*** DATA EXTRACT ***

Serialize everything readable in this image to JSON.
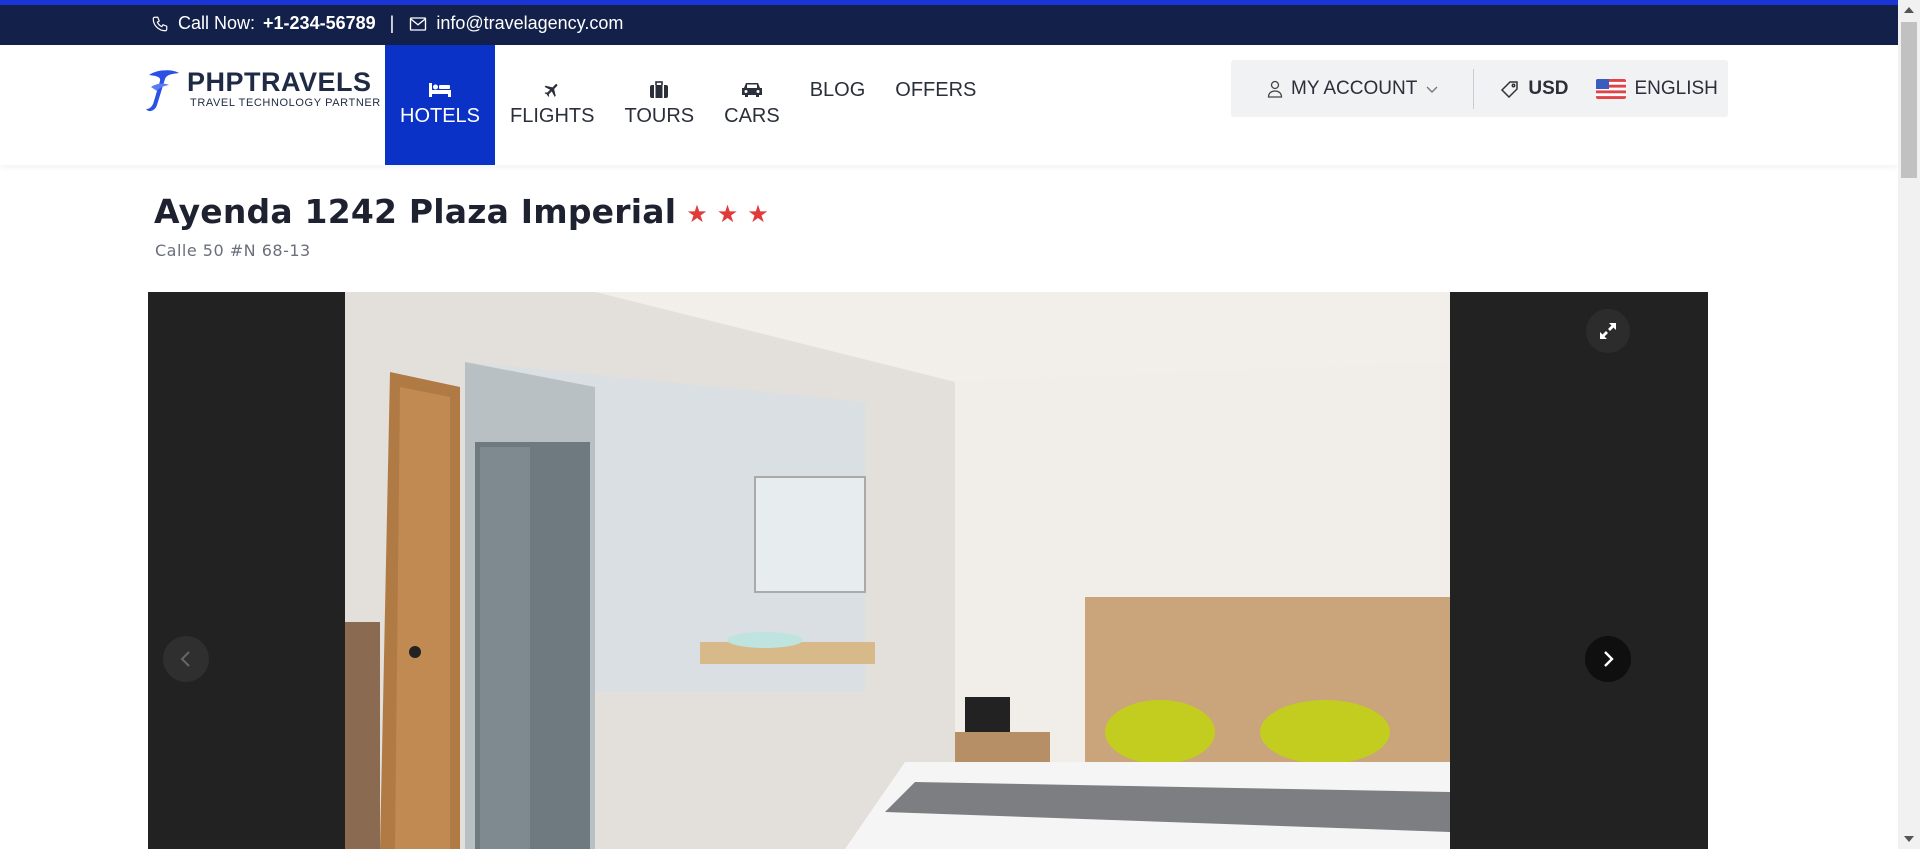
{
  "topbar": {
    "call_label": "Call Now:",
    "phone": "+1-234-56789",
    "separator": "|",
    "email": "info@travelagency.com"
  },
  "logo": {
    "title": "PHPTRAVELS",
    "subtitle": "TRAVEL TECHNOLOGY PARTNER"
  },
  "nav": {
    "items": [
      {
        "label": "HOTELS",
        "icon": "bed-icon",
        "active": true
      },
      {
        "label": "FLIGHTS",
        "icon": "plane-icon",
        "active": false
      },
      {
        "label": "TOURS",
        "icon": "suitcase-icon",
        "active": false
      },
      {
        "label": "CARS",
        "icon": "car-icon",
        "active": false
      },
      {
        "label": "BLOG",
        "icon": "",
        "active": false
      },
      {
        "label": "OFFERS",
        "icon": "",
        "active": false
      }
    ]
  },
  "account": {
    "label": "MY ACCOUNT",
    "currency": "USD",
    "language": "ENGLISH"
  },
  "hotel": {
    "name": "Ayenda 1242 Plaza Imperial",
    "stars": 3,
    "address": "Calle 50 #N 68-13"
  },
  "colors": {
    "topbar_bg": "#13204a",
    "accent": "#0b32c6",
    "star": "#e03a3a"
  }
}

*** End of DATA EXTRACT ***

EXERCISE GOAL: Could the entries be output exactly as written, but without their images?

OUTPUT FOR THIS TASK:
Serialize everything readable in this image to JSON.
{
  "topbar": {
    "call_label": "Call Now:",
    "phone": "+1-234-56789",
    "separator": "|",
    "email": "info@travelagency.com"
  },
  "logo": {
    "title": "PHPTRAVELS",
    "subtitle": "TRAVEL TECHNOLOGY PARTNER"
  },
  "nav": {
    "items": [
      {
        "label": "HOTELS",
        "icon": "bed-icon",
        "active": true
      },
      {
        "label": "FLIGHTS",
        "icon": "plane-icon",
        "active": false
      },
      {
        "label": "TOURS",
        "icon": "suitcase-icon",
        "active": false
      },
      {
        "label": "CARS",
        "icon": "car-icon",
        "active": false
      },
      {
        "label": "BLOG",
        "icon": "",
        "active": false
      },
      {
        "label": "OFFERS",
        "icon": "",
        "active": false
      }
    ]
  },
  "account": {
    "label": "MY ACCOUNT",
    "currency": "USD",
    "language": "ENGLISH"
  },
  "hotel": {
    "name": "Ayenda 1242 Plaza Imperial",
    "stars": 3,
    "address": "Calle 50 #N 68-13"
  },
  "colors": {
    "topbar_bg": "#13204a",
    "accent": "#0b32c6",
    "star": "#e03a3a"
  }
}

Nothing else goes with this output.